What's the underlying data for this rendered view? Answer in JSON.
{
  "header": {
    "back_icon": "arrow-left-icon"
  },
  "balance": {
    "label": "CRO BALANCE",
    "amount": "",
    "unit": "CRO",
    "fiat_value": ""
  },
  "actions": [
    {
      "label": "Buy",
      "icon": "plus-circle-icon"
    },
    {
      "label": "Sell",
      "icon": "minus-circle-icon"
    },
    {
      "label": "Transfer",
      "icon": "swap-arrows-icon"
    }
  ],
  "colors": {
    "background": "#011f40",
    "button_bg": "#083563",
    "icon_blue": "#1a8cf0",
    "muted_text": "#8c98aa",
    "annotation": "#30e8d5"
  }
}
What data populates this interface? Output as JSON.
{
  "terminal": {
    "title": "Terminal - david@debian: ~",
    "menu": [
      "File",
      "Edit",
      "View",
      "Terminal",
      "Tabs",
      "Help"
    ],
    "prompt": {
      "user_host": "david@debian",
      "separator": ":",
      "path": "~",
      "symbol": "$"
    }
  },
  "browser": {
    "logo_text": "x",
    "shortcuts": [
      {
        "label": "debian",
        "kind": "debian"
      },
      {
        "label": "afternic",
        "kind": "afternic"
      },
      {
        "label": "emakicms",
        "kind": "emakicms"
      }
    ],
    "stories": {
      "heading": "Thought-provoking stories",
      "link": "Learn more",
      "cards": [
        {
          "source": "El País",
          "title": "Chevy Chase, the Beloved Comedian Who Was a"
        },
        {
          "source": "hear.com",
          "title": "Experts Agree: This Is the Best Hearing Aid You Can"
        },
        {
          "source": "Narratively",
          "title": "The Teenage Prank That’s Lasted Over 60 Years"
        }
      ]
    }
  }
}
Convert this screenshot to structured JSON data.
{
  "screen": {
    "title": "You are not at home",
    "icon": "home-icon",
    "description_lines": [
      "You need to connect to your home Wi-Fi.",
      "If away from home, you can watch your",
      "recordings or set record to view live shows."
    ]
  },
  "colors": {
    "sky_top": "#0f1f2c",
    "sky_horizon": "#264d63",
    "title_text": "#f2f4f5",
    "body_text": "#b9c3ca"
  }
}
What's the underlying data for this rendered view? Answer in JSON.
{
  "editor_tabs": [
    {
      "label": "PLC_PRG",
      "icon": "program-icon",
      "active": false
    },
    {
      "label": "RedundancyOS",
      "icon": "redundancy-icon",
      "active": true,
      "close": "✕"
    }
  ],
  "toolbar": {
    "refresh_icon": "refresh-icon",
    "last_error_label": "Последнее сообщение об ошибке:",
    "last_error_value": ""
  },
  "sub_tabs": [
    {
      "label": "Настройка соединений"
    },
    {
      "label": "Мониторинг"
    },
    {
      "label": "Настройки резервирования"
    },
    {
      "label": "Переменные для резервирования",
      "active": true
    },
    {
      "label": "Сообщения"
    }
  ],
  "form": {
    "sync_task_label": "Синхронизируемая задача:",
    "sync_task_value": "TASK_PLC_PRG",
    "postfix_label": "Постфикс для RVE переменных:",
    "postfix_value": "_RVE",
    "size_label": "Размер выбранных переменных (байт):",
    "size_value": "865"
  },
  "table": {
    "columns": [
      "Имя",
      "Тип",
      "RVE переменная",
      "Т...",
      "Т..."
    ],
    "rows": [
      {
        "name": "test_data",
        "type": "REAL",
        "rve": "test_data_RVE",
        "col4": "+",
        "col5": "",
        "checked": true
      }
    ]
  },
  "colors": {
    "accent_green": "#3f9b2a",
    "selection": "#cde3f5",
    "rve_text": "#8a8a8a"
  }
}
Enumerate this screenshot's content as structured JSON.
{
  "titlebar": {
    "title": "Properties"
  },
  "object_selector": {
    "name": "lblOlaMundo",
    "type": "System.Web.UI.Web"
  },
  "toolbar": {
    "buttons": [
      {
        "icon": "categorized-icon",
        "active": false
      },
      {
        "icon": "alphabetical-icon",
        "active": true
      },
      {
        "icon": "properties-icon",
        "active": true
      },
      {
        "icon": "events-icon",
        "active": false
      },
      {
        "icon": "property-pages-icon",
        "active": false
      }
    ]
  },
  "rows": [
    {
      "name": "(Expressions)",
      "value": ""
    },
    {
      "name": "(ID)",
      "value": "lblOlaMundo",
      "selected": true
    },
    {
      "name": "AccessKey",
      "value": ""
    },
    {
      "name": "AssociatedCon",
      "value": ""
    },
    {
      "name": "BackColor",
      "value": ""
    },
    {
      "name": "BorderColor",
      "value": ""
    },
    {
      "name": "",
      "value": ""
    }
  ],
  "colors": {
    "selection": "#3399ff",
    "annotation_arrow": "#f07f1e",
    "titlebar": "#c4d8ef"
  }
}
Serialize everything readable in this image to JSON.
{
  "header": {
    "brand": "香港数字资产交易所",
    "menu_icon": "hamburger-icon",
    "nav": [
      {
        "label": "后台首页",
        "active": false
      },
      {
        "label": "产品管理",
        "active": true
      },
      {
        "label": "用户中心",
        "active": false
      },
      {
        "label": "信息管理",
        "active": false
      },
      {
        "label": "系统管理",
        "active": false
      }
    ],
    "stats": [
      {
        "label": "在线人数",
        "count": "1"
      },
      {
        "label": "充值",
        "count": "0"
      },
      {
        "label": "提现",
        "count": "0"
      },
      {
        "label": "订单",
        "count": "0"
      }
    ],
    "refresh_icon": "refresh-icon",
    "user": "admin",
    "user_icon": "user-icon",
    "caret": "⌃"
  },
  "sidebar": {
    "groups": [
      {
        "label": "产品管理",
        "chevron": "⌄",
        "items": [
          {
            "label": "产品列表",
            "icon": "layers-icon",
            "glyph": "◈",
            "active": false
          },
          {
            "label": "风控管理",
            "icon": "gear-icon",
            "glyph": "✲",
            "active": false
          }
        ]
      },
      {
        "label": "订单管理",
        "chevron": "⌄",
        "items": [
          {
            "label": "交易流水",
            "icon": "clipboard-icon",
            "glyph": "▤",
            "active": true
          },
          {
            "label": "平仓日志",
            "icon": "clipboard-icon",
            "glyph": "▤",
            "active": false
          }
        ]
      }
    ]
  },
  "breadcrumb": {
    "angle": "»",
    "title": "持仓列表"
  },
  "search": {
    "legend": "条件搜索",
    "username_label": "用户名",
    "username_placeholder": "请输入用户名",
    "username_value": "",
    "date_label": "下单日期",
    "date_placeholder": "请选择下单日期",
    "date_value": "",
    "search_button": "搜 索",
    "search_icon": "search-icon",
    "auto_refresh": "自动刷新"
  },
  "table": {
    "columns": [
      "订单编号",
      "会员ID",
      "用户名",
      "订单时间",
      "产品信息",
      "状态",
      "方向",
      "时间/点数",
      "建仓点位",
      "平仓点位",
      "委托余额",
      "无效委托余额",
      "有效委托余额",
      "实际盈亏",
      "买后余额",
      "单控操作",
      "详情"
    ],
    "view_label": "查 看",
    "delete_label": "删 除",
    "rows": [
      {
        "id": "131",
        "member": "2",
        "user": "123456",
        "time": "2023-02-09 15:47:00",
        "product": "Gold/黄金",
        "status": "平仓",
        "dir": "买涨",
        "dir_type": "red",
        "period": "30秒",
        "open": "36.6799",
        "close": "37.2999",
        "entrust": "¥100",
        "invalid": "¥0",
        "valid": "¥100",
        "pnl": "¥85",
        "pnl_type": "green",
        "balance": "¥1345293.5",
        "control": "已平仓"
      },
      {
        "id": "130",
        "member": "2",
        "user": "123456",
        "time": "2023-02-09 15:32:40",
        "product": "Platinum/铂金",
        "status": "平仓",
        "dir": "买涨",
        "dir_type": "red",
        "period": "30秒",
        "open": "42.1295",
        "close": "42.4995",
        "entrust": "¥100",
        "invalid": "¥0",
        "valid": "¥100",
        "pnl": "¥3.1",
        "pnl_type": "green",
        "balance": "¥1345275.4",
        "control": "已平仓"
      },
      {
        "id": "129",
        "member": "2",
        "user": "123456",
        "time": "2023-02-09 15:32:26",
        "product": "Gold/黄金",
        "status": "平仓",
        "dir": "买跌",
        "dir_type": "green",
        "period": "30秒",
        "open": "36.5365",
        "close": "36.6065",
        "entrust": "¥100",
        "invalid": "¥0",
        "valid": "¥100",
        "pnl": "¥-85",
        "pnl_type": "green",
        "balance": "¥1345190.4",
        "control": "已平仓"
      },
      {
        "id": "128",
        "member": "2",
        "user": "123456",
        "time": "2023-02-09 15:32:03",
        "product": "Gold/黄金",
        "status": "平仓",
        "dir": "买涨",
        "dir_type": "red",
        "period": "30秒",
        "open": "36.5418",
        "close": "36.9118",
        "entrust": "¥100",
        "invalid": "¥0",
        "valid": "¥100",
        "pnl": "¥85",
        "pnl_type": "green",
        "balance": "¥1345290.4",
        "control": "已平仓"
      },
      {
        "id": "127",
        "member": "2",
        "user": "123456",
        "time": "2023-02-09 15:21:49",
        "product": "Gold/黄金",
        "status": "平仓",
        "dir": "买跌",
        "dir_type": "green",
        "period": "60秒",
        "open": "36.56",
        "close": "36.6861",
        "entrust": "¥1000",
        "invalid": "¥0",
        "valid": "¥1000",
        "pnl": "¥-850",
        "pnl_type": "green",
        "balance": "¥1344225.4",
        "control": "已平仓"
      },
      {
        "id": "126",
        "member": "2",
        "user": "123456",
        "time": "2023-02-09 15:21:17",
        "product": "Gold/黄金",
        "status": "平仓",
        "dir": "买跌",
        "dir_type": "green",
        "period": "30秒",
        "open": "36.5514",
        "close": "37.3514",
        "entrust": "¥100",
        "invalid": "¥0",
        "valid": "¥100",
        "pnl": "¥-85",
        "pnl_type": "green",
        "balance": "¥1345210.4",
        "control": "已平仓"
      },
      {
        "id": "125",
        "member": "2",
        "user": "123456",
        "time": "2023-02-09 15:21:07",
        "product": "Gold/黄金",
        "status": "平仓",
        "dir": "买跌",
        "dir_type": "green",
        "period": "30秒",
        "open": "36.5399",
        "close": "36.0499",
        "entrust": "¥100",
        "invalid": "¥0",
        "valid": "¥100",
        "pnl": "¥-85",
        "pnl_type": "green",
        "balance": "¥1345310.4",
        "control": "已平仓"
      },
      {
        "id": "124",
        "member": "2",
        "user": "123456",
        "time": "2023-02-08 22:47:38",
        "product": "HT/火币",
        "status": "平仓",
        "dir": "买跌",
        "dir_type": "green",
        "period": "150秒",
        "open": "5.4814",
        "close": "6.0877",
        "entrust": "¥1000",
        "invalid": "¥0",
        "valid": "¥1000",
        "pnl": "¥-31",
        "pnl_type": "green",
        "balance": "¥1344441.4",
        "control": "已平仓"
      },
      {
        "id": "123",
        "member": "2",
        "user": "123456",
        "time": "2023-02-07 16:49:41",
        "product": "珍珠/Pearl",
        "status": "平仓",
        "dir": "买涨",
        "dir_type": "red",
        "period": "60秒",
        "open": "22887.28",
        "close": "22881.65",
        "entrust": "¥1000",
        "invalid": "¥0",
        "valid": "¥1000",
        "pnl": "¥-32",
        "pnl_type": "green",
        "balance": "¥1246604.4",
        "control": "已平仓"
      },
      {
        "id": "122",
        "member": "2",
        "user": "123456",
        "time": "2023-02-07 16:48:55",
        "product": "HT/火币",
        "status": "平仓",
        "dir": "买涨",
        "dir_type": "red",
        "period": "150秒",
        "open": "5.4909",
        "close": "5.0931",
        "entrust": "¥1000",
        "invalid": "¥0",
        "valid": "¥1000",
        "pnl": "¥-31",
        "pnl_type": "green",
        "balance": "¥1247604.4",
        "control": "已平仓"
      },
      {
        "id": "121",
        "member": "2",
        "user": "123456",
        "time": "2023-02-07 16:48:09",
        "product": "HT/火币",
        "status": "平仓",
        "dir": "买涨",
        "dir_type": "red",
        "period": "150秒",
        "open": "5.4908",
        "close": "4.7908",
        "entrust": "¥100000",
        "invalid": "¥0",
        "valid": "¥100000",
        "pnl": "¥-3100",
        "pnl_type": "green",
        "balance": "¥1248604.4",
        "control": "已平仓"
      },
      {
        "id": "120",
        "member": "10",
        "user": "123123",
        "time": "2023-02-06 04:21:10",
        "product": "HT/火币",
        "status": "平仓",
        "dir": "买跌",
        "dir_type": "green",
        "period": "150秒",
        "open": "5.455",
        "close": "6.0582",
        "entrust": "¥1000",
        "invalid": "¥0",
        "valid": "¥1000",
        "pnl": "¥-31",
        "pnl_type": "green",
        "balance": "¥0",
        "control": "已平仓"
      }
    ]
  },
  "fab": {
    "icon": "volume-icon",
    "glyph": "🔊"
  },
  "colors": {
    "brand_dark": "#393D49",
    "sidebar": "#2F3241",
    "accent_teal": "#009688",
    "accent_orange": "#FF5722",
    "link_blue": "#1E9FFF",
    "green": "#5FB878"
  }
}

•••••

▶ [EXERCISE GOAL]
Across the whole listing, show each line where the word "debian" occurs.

▶ [ANSWER BOX]
    "title": "Terminal - david@debian: ~",
      "user_host": "david@debian",
        "label": "debian",
        "kind": "debian"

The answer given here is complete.